On June 9, 1975, President Ferdinand Marcos signed with Chinese Premier Chou En Lai the joint communiqué wherein we embraced the One-China policy. While they were toasting each other over maotai, Ninoy Aquino was in prison. Barely a month earlier, he had just ended a 40-day hunger strike to protest his trial before a military tribunal. He had instructed his lawyers to withdraw all motions pending before the Supreme Court, and he had to be forcibly dragged by soldiers into the military courtroom for his trial.
What a difference 36 years can make. Today Ninoy’s son is President of the Republic, and is the guest of the Chinese government. Then the Chinese were die-hard communists and Marcos’ aim was to neutralize their open support for the Maoist rebels in the countryside. Today the Chinese are capitalists and only the local rebels still believe in Chairman Mao, and Mr. Aquino’s aim is to increase Chinese investments in the Philippines and lessen the tensions in the Spratlys.

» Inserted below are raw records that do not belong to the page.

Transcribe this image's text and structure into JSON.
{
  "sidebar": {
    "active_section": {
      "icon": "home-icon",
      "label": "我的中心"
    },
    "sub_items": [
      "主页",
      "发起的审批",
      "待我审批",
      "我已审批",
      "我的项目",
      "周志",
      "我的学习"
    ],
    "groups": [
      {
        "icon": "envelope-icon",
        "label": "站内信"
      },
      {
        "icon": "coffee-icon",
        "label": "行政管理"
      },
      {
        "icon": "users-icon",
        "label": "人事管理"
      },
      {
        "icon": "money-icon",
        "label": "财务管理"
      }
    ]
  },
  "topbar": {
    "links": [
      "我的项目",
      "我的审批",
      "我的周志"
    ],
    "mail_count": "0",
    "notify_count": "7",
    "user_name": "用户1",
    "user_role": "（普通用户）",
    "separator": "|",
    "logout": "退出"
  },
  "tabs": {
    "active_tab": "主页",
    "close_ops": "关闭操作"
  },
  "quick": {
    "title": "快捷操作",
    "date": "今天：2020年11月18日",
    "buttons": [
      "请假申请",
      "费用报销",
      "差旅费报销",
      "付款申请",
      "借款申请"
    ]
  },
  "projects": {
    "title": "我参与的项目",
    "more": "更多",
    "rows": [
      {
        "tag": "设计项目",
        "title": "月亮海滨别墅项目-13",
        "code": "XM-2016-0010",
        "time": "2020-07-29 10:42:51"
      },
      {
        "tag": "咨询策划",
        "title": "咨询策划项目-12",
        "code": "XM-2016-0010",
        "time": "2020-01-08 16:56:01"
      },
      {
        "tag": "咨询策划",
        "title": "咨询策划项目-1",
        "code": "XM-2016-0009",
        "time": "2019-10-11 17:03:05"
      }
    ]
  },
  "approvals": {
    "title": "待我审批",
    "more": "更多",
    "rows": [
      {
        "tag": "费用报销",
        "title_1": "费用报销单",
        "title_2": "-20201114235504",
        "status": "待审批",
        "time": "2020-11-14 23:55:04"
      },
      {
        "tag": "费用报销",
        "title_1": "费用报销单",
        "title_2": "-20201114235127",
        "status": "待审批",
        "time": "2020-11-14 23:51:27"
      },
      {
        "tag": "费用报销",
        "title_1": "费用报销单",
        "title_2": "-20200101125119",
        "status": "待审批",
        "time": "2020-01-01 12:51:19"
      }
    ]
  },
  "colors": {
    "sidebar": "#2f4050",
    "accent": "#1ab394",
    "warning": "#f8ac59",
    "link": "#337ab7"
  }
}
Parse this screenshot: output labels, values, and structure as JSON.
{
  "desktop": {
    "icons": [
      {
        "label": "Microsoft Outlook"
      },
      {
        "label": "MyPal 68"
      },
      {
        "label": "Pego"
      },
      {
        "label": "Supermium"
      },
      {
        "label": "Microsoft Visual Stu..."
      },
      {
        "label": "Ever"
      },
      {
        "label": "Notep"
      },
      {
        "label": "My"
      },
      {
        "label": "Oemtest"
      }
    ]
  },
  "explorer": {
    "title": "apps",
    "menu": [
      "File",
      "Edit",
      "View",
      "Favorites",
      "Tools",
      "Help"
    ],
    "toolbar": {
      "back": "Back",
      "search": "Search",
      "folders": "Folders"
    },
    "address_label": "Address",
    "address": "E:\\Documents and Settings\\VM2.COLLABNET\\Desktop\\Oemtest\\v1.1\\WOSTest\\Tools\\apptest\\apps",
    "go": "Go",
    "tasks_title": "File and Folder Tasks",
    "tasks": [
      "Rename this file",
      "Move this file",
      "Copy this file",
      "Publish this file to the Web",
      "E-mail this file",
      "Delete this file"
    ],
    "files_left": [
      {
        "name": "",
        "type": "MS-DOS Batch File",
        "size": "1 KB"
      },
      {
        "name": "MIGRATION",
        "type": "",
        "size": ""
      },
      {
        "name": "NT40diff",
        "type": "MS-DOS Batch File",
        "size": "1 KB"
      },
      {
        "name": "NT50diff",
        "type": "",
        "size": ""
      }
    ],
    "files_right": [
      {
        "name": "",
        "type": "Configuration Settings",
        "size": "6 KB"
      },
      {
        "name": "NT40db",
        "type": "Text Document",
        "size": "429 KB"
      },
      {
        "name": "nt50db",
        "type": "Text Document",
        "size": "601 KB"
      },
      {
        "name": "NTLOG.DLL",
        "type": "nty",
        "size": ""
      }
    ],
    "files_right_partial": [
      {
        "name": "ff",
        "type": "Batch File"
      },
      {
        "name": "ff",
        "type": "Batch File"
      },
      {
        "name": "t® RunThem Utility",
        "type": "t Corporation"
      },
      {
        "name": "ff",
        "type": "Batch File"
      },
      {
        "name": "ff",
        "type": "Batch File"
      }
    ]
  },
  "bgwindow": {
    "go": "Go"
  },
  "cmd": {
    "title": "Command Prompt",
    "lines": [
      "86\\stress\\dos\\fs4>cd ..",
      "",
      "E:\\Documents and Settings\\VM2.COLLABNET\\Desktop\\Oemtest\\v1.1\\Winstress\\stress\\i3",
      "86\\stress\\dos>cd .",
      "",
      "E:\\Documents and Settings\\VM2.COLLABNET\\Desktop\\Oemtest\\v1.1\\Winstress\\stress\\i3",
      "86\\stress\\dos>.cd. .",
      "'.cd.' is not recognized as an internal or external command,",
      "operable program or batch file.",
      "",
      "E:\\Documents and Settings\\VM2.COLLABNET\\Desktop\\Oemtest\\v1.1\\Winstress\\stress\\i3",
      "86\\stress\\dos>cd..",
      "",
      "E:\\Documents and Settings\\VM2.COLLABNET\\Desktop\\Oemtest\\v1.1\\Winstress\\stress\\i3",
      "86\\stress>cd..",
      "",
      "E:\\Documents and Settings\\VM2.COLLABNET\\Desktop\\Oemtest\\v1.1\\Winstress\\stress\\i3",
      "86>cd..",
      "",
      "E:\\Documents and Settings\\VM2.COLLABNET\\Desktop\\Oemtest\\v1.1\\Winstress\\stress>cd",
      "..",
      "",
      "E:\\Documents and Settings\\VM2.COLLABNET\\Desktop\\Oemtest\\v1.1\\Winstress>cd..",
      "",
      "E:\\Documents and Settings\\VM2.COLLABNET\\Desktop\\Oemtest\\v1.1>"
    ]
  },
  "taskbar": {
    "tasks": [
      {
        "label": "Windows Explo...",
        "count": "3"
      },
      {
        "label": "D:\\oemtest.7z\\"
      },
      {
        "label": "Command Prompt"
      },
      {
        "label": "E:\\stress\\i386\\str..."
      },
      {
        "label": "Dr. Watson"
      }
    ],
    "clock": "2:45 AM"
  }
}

Those two goals entail radically different strategies. We must distinguish when a Chinese policy statement is directed at us and when it is directed to someone else. On economic matters, say the Chinese hunger for our vast mineral deposits, China is talking to us and indeed needs to talk to the native lords, both elite and mass-based, who hold the levers of access to local mining. But on political matters, China might actually be talking to a global audience, chief among them the United States, to demonstrate how far China will go to advance its interests.
China’s interest in our mines is a mixed blessing. In one sense, we can have them eating off our hand. China’s search for mineral deposits has taken it to places as far and as alien to them as Africa. Whatever they extract they have to ship across several oceans just to bring them to China’s shores. We, on the other hand, are right across China’s eastern coast, and in a land where Chinese engineers will live in what is at least a more familiar culture. This alone should yield significant savings in transport and managerial costs.
But the fly in the ointment is the environmental risk—not because we are dealing with mining but because we are dealing with China, a country whose environmental record is, to say the least, far from exemplary.
Read more at Philippine Daily Inquirer